(Saved data entries)
-*-

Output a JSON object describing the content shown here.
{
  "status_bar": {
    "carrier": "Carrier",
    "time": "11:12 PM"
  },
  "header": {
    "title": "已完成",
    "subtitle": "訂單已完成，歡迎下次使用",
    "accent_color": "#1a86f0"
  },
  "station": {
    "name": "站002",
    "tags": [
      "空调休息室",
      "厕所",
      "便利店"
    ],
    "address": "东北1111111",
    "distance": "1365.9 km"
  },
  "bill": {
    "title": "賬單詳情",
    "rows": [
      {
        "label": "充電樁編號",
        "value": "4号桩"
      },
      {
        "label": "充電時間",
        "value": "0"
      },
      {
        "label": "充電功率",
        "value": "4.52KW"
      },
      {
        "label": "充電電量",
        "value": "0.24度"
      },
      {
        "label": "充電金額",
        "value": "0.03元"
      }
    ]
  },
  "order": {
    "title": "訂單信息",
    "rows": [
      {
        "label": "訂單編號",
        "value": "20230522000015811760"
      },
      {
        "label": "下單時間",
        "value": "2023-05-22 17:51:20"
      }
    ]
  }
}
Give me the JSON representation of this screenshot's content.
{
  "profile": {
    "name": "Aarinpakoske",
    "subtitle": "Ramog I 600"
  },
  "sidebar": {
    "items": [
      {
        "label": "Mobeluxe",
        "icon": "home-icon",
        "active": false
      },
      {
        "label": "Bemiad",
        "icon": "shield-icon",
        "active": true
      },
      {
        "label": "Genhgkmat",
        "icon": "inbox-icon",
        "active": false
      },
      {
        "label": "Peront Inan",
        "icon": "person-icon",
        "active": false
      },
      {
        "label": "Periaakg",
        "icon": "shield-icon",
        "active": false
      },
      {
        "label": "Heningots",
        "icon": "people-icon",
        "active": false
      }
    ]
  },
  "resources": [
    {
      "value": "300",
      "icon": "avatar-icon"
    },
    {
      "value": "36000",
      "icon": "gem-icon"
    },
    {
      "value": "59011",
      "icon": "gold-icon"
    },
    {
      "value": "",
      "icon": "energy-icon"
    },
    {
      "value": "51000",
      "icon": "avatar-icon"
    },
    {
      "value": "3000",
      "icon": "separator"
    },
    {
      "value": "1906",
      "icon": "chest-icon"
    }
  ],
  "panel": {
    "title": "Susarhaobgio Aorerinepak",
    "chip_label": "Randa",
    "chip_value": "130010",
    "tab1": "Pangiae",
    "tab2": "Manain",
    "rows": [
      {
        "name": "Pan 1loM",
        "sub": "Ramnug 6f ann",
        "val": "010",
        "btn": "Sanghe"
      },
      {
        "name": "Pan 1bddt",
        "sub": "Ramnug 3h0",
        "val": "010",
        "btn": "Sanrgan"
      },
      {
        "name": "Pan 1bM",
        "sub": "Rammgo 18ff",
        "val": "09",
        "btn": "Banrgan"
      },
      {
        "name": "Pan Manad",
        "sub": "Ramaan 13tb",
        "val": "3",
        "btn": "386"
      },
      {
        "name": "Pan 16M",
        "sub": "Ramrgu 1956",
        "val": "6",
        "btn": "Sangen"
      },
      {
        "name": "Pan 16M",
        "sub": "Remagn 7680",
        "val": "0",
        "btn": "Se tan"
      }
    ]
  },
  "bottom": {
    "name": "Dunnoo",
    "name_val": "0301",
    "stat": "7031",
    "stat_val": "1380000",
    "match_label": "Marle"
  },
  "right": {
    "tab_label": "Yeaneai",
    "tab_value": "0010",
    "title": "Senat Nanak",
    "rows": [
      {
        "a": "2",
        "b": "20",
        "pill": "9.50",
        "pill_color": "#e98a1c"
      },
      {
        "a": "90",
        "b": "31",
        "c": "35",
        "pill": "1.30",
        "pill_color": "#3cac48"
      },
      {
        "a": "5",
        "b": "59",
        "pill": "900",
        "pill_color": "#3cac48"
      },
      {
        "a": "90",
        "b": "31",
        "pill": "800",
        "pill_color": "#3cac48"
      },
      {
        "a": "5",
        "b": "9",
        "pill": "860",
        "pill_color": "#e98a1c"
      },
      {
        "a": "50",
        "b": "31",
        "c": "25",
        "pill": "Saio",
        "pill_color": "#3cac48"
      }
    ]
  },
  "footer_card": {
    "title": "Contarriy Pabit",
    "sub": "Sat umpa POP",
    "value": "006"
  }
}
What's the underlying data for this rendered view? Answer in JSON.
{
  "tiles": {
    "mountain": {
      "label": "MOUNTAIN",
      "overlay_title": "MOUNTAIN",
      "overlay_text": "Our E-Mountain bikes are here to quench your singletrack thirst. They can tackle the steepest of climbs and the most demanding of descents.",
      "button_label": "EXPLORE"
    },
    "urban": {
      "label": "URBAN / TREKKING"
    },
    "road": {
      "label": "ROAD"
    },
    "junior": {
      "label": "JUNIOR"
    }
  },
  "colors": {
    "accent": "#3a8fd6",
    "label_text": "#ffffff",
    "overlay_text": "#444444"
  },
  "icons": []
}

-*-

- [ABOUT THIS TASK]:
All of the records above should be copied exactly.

- [SOLVED PROBLEM]:
Output a JSON object describing the content shown here.
{
  "status_bar": {
    "carrier": "Carrier",
    "time": "11:12 PM"
  },
  "header": {
    "title": "已完成",
    "subtitle": "訂單已完成，歡迎下次使用",
    "accent_color": "#1a86f0"
  },
  "station": {
    "name": "站002",
    "tags": [
      "空调休息室",
      "厕所",
      "便利店"
    ],
    "address": "东北1111111",
    "distance": "1365.9 km"
  },
  "bill": {
    "title": "賬單詳情",
    "rows": [
      {
        "label": "充電樁編號",
        "value": "4号桩"
      },
      {
        "label": "充電時間",
        "value": "0"
      },
      {
        "label": "充電功率",
        "value": "4.52KW"
      },
      {
        "label": "充電電量",
        "value": "0.24度"
      },
      {
        "label": "充電金額",
        "value": "0.03元"
      }
    ]
  },
  "order": {
    "title": "訂單信息",
    "rows": [
      {
        "label": "訂單編號",
        "value": "20230522000015811760"
      },
      {
        "label": "下單時間",
        "value": "2023-05-22 17:51:20"
      }
    ]
  }
}
Give me the JSON representation of this screenshot's content.
{
  "profile": {
    "name": "Aarinpakoske",
    "subtitle": "Ramog I 600"
  },
  "sidebar": {
    "items": [
      {
        "label": "Mobeluxe",
        "icon": "home-icon",
        "active": false
      },
      {
        "label": "Bemiad",
        "icon": "shield-icon",
        "active": true
      },
      {
        "label": "Genhgkmat",
        "icon": "inbox-icon",
        "active": false
      },
      {
        "label": "Peront Inan",
        "icon": "person-icon",
        "active": false
      },
      {
        "label": "Periaakg",
        "icon": "shield-icon",
        "active": false
      },
      {
        "label": "Heningots",
        "icon": "people-icon",
        "active": false
      }
    ]
  },
  "resources": [
    {
      "value": "300",
      "icon": "avatar-icon"
    },
    {
      "value": "36000",
      "icon": "gem-icon"
    },
    {
      "value": "59011",
      "icon": "gold-icon"
    },
    {
      "value": "",
      "icon": "energy-icon"
    },
    {
      "value": "51000",
      "icon": "avatar-icon"
    },
    {
      "value": "3000",
      "icon": "separator"
    },
    {
      "value": "1906",
      "icon": "chest-icon"
    }
  ],
  "panel": {
    "title": "Susarhaobgio Aorerinepak",
    "chip_label": "Randa",
    "chip_value": "130010",
    "tab1": "Pangiae",
    "tab2": "Manain",
    "rows": [
      {
        "name": "Pan 1loM",
        "sub": "Ramnug 6f ann",
        "val": "010",
        "btn": "Sanghe"
      },
      {
        "name": "Pan 1bddt",
        "sub": "Ramnug 3h0",
        "val": "010",
        "btn": "Sanrgan"
      },
      {
        "name": "Pan 1bM",
        "sub": "Rammgo 18ff",
        "val": "09",
        "btn": "Banrgan"
      },
      {
        "name": "Pan Manad",
        "sub": "Ramaan 13tb",
        "val": "3",
        "btn": "386"
      },
      {
        "name": "Pan 16M",
        "sub": "Ramrgu 1956",
        "val": "6",
        "btn": "Sangen"
      },
      {
        "name": "Pan 16M",
        "sub": "Remagn 7680",
        "val": "0",
        "btn": "Se tan"
      }
    ]
  },
  "bottom": {
    "name": "Dunnoo",
    "name_val": "0301",
    "stat": "7031",
    "stat_val": "1380000",
    "match_label": "Marle"
  },
  "right": {
    "tab_label": "Yeaneai",
    "tab_value": "0010",
    "title": "Senat Nanak",
    "rows": [
      {
        "a": "2",
        "b": "20",
        "pill": "9.50",
        "pill_color": "#e98a1c"
      },
      {
        "a": "90",
        "b": "31",
        "c": "35",
        "pill": "1.30",
        "pill_color": "#3cac48"
      },
      {
        "a": "5",
        "b": "59",
        "pill": "900",
        "pill_color": "#3cac48"
      },
      {
        "a": "90",
        "b": "31",
        "pill": "800",
        "pill_color": "#3cac48"
      },
      {
        "a": "5",
        "b": "9",
        "pill": "860",
        "pill_color": "#e98a1c"
      },
      {
        "a": "50",
        "b": "31",
        "c": "25",
        "pill": "Saio",
        "pill_color": "#3cac48"
      }
    ]
  },
  "footer_card": {
    "title": "Contarriy Pabit",
    "sub": "Sat umpa POP",
    "value": "006"
  }
}
What's the underlying data for this rendered view? Answer in JSON.
{
  "tiles": {
    "mountain": {
      "label": "MOUNTAIN",
      "overlay_title": "MOUNTAIN",
      "overlay_text": "Our E-Mountain bikes are here to quench your singletrack thirst. They can tackle the steepest of climbs and the most demanding of descents.",
      "button_label": "EXPLORE"
    },
    "urban": {
      "label": "URBAN / TREKKING"
    },
    "road": {
      "label": "ROAD"
    },
    "junior": {
      "label": "JUNIOR"
    }
  },
  "colors": {
    "accent": "#3a8fd6",
    "label_text": "#ffffff",
    "overlay_text": "#444444"
  },
  "icons": []
}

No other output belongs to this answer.